■ **TASK DETAILS**:
Line by line, set down all the data below exactly, omitting any picture.

BEGIN INPUT FOR THIS TASK

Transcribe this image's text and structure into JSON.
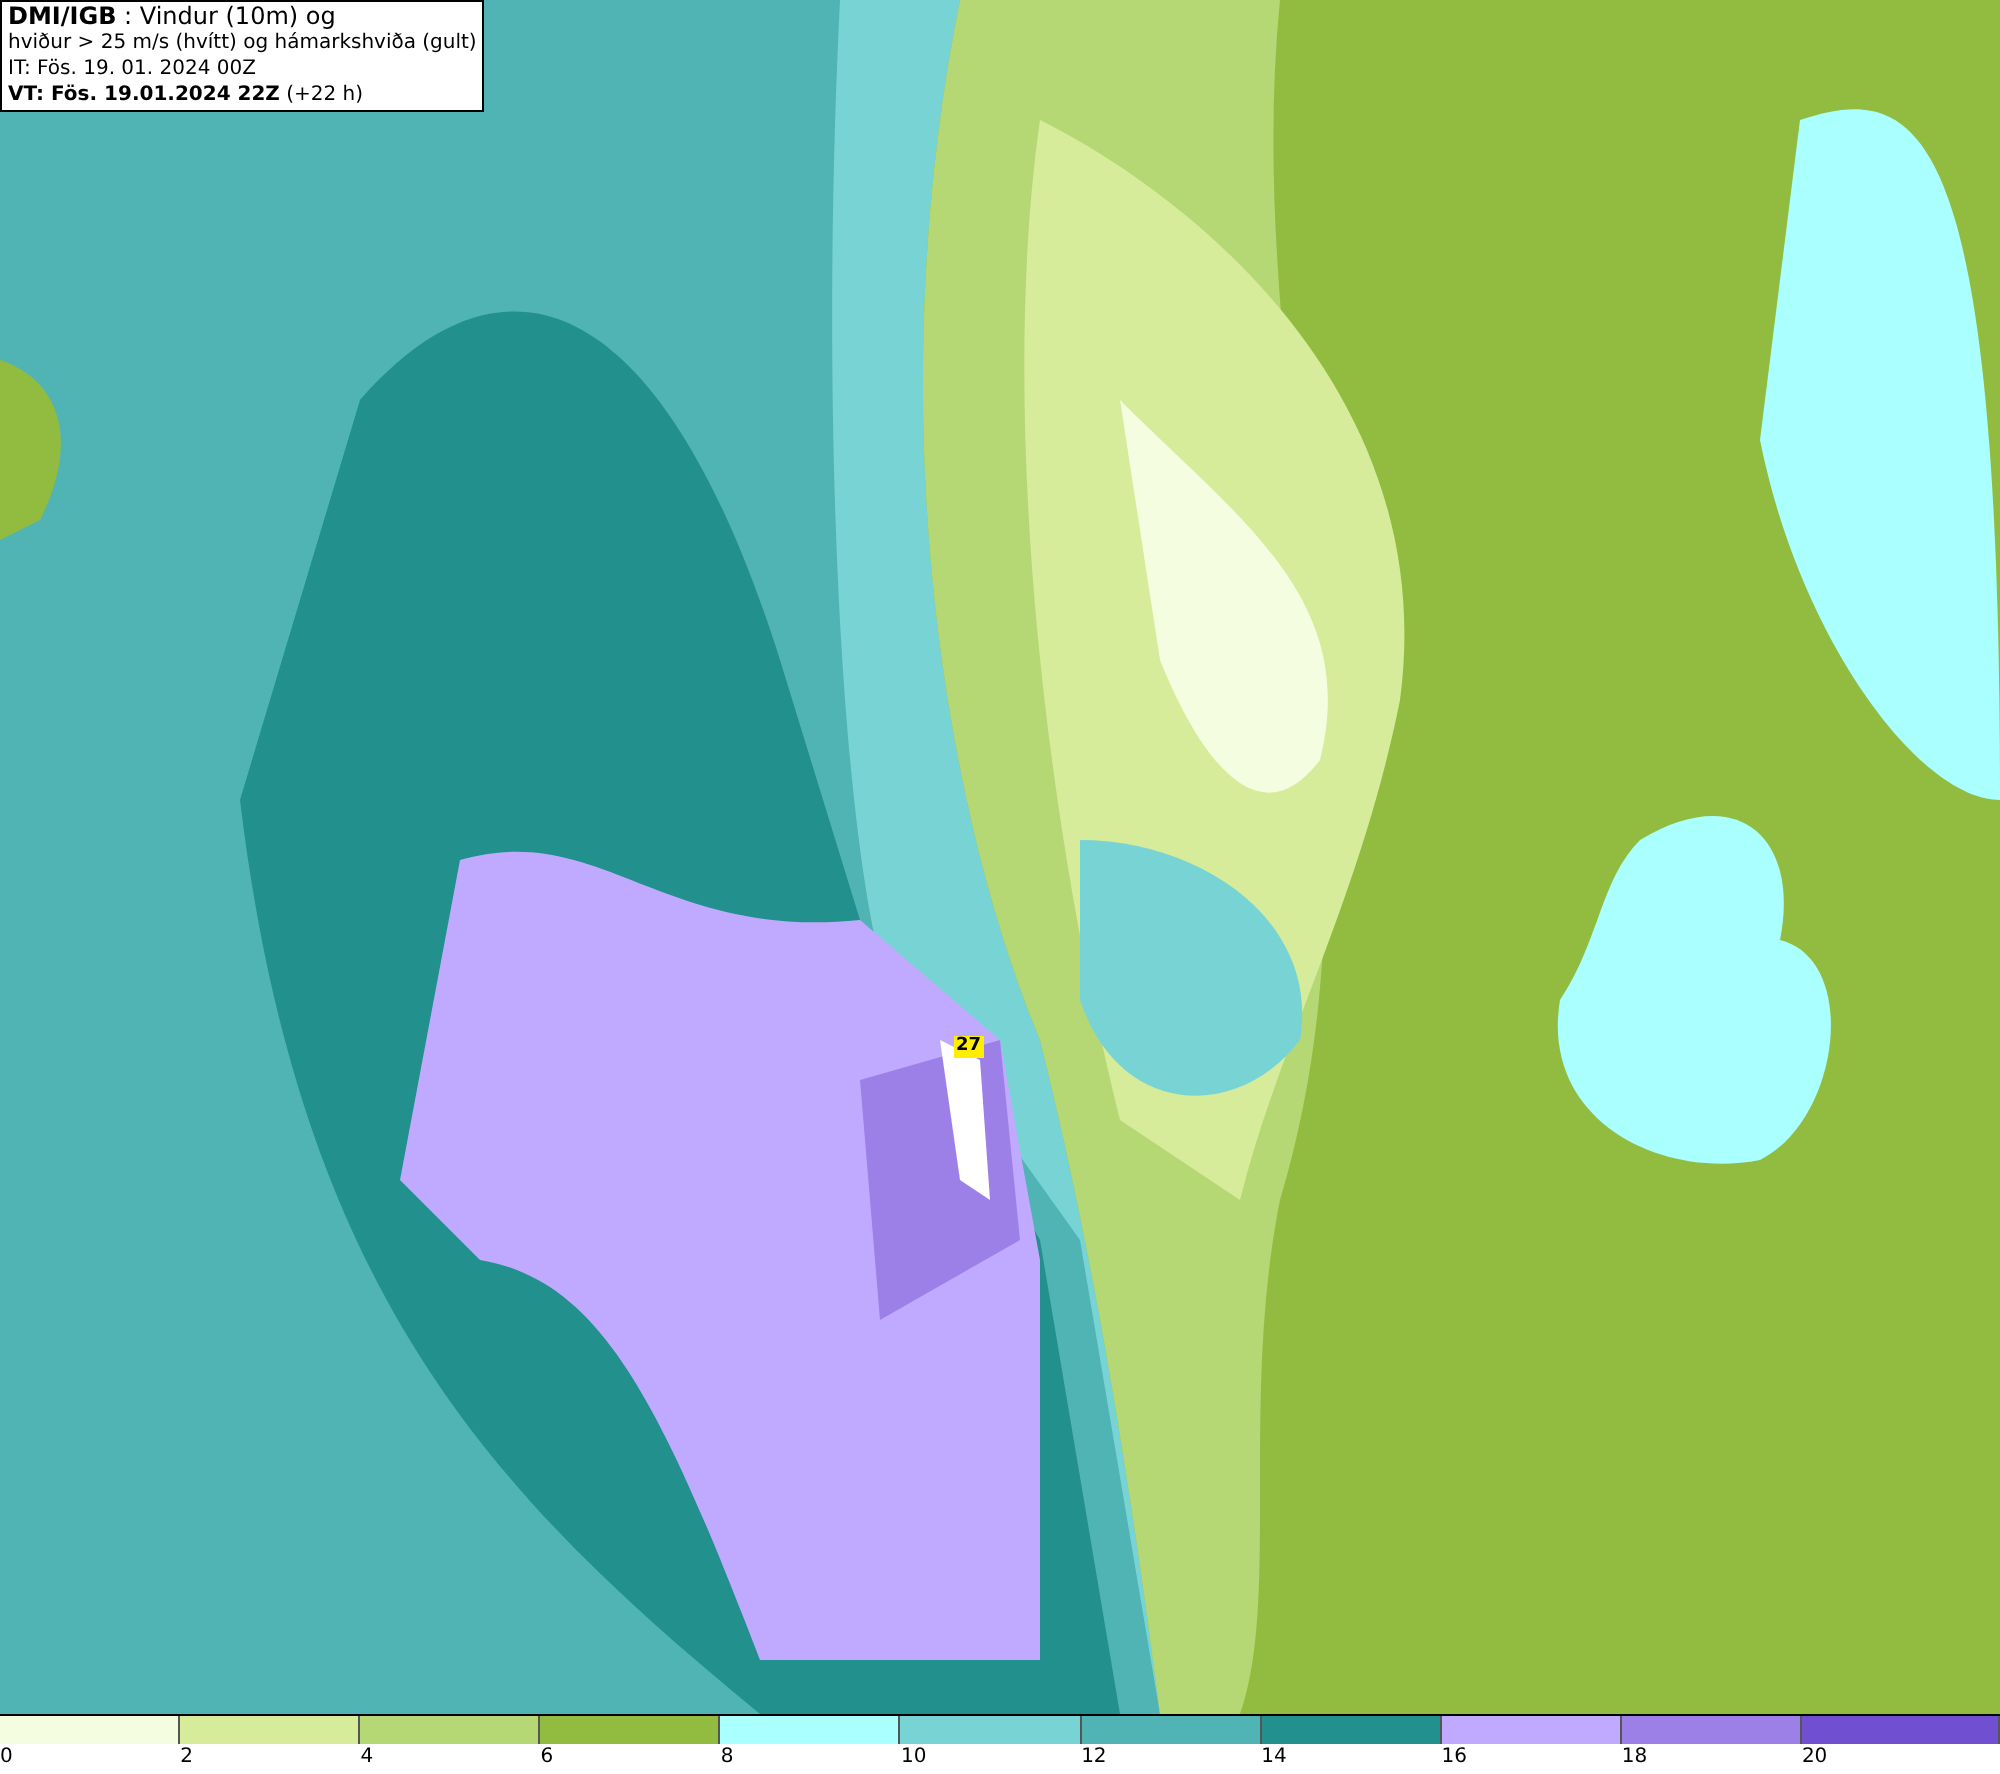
{
  "header": {
    "lines": [
      "**DMI/IGB** : Vindur (10m) og",
      "hviður > 25 m/s (hvítt) og hámarkshviða (gult)",
      "IT: Fös. 19. 01. 2024 00Z",
      "**VT: Fös. 19.01.2024 22Z** (+22 h)"
    ]
  },
  "map": {
    "gust_marker": "27"
  },
  "legend": [
    {
      "label": "0",
      "color": "#f4fde0"
    },
    {
      "label": "2",
      "color": "#d6ec9a"
    },
    {
      "label": "4",
      "color": "#b5d874"
    },
    {
      "label": "6",
      "color": "#92bc40"
    },
    {
      "label": "8",
      "color": "#aaffff"
    },
    {
      "label": "10",
      "color": "#78d4d4"
    },
    {
      "label": "12",
      "color": "#50b4b4"
    },
    {
      "label": "14",
      "color": "#22908c"
    },
    {
      "label": "16",
      "color": "#c0aaff"
    },
    {
      "label": "18",
      "color": "#9c80e8"
    },
    {
      "label": "20",
      "color": "#7050d0"
    }
  ]
}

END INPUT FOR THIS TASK

■ **REPLY**:
Transcribe this image's text and structure into JSON.
{
  "header": {
    "lines": [
      "**DMI/IGB** : Vindur (10m) og",
      "hviður > 25 m/s (hvítt) og hámarkshviða (gult)",
      "IT: Fös. 19. 01. 2024 00Z",
      "**VT: Fös. 19.01.2024 22Z** (+22 h)"
    ]
  },
  "map": {
    "gust_marker": "27"
  },
  "legend": [
    {
      "label": "0",
      "color": "#f4fde0"
    },
    {
      "label": "2",
      "color": "#d6ec9a"
    },
    {
      "label": "4",
      "color": "#b5d874"
    },
    {
      "label": "6",
      "color": "#92bc40"
    },
    {
      "label": "8",
      "color": "#aaffff"
    },
    {
      "label": "10",
      "color": "#78d4d4"
    },
    {
      "label": "12",
      "color": "#50b4b4"
    },
    {
      "label": "14",
      "color": "#22908c"
    },
    {
      "label": "16",
      "color": "#c0aaff"
    },
    {
      "label": "18",
      "color": "#9c80e8"
    },
    {
      "label": "20",
      "color": "#7050d0"
    }
  ]
}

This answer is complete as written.